---------- RECORD SET
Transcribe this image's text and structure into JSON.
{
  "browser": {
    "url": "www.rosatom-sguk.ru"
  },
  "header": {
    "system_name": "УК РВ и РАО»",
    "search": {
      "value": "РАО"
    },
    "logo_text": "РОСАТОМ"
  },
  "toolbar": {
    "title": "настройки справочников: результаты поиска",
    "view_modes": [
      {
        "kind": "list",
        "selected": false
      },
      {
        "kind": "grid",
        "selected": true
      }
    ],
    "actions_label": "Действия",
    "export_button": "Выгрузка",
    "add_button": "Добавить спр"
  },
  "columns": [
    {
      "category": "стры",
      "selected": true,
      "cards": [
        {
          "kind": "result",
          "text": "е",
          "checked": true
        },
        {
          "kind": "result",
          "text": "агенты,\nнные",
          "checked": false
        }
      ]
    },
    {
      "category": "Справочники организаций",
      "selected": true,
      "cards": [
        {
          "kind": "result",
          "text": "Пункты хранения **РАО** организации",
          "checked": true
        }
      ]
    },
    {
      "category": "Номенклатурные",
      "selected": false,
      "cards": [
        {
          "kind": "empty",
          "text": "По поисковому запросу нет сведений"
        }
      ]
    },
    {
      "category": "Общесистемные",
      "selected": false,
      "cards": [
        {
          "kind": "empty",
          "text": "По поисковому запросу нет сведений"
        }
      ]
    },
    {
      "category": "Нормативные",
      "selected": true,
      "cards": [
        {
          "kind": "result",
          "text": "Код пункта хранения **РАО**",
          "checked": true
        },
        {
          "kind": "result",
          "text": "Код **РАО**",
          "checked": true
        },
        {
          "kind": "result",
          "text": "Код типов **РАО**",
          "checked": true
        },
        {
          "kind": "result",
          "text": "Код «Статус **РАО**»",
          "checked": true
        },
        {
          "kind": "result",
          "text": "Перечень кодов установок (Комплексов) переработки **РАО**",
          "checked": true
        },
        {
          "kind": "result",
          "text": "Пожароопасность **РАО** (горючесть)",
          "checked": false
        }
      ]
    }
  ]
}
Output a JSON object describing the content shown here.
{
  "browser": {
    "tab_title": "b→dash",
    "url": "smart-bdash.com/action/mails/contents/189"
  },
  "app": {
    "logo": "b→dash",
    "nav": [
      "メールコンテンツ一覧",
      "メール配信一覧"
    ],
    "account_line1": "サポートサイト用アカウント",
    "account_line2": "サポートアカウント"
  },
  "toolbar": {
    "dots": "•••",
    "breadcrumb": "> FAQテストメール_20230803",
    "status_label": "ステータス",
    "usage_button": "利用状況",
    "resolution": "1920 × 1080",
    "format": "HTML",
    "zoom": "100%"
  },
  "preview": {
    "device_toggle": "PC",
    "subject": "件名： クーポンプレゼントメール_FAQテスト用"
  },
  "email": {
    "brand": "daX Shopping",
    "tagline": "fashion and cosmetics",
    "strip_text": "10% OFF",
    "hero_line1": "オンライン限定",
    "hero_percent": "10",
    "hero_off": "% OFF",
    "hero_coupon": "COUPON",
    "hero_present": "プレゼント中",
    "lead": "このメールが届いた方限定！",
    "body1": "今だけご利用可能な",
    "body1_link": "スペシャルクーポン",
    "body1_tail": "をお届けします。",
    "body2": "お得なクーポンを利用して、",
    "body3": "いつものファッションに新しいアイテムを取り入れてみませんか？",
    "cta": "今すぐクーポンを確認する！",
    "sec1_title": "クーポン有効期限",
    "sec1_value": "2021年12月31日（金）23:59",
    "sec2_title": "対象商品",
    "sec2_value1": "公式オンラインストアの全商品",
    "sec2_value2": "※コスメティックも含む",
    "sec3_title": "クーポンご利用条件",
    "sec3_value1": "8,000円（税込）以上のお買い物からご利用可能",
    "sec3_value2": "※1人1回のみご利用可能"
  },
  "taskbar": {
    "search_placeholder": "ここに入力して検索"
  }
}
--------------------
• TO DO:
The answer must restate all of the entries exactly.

• SOLUTION FOR THIS TASK:
Transcribe this image's text and structure into JSON.
{
  "browser": {
    "url": "www.rosatom-sguk.ru"
  },
  "header": {
    "system_name": "УК РВ и РАО»",
    "search": {
      "value": "РАО"
    },
    "logo_text": "РОСАТОМ"
  },
  "toolbar": {
    "title": "настройки справочников: результаты поиска",
    "view_modes": [
      {
        "kind": "list",
        "selected": false
      },
      {
        "kind": "grid",
        "selected": true
      }
    ],
    "actions_label": "Действия",
    "export_button": "Выгрузка",
    "add_button": "Добавить спр"
  },
  "columns": [
    {
      "category": "стры",
      "selected": true,
      "cards": [
        {
          "kind": "result",
          "text": "е",
          "checked": true
        },
        {
          "kind": "result",
          "text": "агенты,\nнные",
          "checked": false
        }
      ]
    },
    {
      "category": "Справочники организаций",
      "selected": true,
      "cards": [
        {
          "kind": "result",
          "text": "Пункты хранения **РАО** организации",
          "checked": true
        }
      ]
    },
    {
      "category": "Номенклатурные",
      "selected": false,
      "cards": [
        {
          "kind": "empty",
          "text": "По поисковому запросу нет сведений"
        }
      ]
    },
    {
      "category": "Общесистемные",
      "selected": false,
      "cards": [
        {
          "kind": "empty",
          "text": "По поисковому запросу нет сведений"
        }
      ]
    },
    {
      "category": "Нормативные",
      "selected": true,
      "cards": [
        {
          "kind": "result",
          "text": "Код пункта хранения **РАО**",
          "checked": true
        },
        {
          "kind": "result",
          "text": "Код **РАО**",
          "checked": true
        },
        {
          "kind": "result",
          "text": "Код типов **РАО**",
          "checked": true
        },
        {
          "kind": "result",
          "text": "Код «Статус **РАО**»",
          "checked": true
        },
        {
          "kind": "result",
          "text": "Перечень кодов установок (Комплексов) переработки **РАО**",
          "checked": true
        },
        {
          "kind": "result",
          "text": "Пожароопасность **РАО** (горючесть)",
          "checked": false
        }
      ]
    }
  ]
}
Output a JSON object describing the content shown here.
{
  "browser": {
    "tab_title": "b→dash",
    "url": "smart-bdash.com/action/mails/contents/189"
  },
  "app": {
    "logo": "b→dash",
    "nav": [
      "メールコンテンツ一覧",
      "メール配信一覧"
    ],
    "account_line1": "サポートサイト用アカウント",
    "account_line2": "サポートアカウント"
  },
  "toolbar": {
    "dots": "•••",
    "breadcrumb": "> FAQテストメール_20230803",
    "status_label": "ステータス",
    "usage_button": "利用状況",
    "resolution": "1920 × 1080",
    "format": "HTML",
    "zoom": "100%"
  },
  "preview": {
    "device_toggle": "PC",
    "subject": "件名： クーポンプレゼントメール_FAQテスト用"
  },
  "email": {
    "brand": "daX Shopping",
    "tagline": "fashion and cosmetics",
    "strip_text": "10% OFF",
    "hero_line1": "オンライン限定",
    "hero_percent": "10",
    "hero_off": "% OFF",
    "hero_coupon": "COUPON",
    "hero_present": "プレゼント中",
    "lead": "このメールが届いた方限定！",
    "body1": "今だけご利用可能な",
    "body1_link": "スペシャルクーポン",
    "body1_tail": "をお届けします。",
    "body2": "お得なクーポンを利用して、",
    "body3": "いつものファッションに新しいアイテムを取り入れてみませんか？",
    "cta": "今すぐクーポンを確認する！",
    "sec1_title": "クーポン有効期限",
    "sec1_value": "2021年12月31日（金）23:59",
    "sec2_title": "対象商品",
    "sec2_value1": "公式オンラインストアの全商品",
    "sec2_value2": "※コスメティックも含む",
    "sec3_title": "クーポンご利用条件",
    "sec3_value1": "8,000円（税込）以上のお買い物からご利用可能",
    "sec3_value2": "※1人1回のみご利用可能"
  },
  "taskbar": {
    "search_placeholder": "ここに入力して検索"
  }
}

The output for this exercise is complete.